YOUR TASK ▸
Tally every line of the listing below that holds "icon", then give the tally alone.

EXTRACTED MATERIAL ▸
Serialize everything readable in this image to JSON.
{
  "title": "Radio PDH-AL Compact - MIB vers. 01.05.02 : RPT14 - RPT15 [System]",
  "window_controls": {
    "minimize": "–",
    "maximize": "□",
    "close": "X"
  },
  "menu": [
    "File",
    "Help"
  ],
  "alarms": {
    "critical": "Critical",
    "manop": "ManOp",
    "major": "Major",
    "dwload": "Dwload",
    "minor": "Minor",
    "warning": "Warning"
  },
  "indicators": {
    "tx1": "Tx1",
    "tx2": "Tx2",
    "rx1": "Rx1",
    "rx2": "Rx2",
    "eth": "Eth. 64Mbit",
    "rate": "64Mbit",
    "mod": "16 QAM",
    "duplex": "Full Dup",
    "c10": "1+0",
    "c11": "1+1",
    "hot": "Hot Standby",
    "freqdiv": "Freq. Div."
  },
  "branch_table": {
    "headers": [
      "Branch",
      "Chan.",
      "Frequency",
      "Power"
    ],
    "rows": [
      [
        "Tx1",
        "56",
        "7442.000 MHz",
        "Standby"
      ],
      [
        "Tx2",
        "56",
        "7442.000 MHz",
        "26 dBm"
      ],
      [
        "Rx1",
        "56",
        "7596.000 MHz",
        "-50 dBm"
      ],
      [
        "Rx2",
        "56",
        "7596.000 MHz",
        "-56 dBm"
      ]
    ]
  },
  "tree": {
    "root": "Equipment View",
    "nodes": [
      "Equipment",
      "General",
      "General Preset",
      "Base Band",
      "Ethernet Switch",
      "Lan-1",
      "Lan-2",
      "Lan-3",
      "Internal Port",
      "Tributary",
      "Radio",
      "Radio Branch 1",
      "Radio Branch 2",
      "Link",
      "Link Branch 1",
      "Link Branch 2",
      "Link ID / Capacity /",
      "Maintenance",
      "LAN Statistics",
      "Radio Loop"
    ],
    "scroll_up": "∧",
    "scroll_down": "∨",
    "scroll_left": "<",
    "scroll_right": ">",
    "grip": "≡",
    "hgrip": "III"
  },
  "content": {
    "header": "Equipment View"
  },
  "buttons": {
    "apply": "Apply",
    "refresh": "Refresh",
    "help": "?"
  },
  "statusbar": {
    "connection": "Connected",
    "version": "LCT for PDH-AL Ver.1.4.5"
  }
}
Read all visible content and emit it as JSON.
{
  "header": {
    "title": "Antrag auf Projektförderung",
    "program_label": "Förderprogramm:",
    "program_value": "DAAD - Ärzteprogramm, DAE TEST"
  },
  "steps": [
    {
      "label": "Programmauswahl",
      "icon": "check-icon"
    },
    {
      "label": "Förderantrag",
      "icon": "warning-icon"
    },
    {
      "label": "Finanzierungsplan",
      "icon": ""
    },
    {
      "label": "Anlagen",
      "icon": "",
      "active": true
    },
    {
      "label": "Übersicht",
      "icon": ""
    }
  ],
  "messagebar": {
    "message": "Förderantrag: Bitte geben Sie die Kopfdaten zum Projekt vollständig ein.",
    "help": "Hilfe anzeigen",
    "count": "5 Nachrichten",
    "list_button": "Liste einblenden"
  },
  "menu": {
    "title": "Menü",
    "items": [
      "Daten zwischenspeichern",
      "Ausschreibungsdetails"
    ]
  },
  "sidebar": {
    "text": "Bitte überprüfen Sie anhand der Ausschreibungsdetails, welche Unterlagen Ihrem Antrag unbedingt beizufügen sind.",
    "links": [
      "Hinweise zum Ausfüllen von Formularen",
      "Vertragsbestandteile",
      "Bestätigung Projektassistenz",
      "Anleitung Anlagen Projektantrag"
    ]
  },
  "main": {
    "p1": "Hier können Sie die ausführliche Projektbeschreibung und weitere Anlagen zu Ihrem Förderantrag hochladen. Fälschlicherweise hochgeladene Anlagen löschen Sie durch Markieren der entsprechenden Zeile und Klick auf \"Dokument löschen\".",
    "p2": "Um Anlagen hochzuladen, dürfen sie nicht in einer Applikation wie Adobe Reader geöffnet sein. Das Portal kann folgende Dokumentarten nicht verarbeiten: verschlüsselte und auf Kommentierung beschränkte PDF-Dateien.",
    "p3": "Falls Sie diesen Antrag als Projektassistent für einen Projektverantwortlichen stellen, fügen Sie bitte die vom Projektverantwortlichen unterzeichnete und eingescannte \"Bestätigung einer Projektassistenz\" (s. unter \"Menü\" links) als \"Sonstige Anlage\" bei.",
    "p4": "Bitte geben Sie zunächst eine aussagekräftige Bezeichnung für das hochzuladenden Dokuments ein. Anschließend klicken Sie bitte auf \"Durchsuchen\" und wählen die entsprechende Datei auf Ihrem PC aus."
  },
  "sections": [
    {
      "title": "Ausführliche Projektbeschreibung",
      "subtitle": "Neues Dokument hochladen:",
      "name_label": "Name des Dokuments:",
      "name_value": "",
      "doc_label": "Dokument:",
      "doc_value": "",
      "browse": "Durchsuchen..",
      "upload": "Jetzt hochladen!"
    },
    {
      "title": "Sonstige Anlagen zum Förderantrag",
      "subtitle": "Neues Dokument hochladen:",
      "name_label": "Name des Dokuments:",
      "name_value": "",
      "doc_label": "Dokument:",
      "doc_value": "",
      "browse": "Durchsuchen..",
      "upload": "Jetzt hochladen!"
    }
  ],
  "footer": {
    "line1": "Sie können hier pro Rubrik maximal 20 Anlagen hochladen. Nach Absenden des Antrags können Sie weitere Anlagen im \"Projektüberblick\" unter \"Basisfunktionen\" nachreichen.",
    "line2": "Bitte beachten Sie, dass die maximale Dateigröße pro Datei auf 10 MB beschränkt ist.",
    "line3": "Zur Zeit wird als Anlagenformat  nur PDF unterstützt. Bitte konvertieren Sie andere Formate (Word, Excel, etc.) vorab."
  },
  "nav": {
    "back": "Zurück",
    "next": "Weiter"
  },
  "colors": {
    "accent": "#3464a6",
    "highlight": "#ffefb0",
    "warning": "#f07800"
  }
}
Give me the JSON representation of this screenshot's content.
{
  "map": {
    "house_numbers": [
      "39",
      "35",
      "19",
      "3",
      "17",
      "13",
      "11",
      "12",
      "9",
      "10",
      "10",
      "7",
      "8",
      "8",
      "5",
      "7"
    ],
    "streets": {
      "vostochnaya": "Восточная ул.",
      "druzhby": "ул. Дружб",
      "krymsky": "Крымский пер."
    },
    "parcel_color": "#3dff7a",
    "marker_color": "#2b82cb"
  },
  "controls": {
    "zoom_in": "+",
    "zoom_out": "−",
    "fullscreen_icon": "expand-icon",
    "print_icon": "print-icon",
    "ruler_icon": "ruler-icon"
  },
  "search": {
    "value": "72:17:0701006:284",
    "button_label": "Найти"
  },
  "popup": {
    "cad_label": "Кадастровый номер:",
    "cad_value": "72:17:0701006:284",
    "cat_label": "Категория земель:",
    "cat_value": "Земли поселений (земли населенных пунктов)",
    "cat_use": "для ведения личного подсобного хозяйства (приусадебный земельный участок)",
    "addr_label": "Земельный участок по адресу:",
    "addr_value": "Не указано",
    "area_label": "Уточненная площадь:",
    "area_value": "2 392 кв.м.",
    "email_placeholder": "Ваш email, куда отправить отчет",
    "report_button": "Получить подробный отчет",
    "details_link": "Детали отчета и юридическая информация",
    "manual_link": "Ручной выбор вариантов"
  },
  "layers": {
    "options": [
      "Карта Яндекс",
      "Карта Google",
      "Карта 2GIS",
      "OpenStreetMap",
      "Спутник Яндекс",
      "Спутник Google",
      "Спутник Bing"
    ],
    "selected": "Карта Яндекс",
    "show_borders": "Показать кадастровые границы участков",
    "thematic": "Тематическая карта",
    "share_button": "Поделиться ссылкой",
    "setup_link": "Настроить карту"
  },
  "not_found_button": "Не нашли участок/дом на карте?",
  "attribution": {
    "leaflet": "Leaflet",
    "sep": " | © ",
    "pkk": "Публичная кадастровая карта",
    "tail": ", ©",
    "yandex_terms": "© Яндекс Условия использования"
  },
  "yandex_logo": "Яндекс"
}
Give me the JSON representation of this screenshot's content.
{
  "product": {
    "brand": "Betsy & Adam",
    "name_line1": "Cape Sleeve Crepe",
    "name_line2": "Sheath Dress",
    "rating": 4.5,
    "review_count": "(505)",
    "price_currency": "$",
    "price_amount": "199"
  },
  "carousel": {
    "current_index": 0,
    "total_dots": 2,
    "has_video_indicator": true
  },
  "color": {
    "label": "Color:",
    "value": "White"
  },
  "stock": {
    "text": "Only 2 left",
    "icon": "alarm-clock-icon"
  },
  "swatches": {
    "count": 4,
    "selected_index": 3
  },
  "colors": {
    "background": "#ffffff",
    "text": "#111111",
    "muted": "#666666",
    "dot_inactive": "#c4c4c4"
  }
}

ANSWER FOR THE TASK ▸
9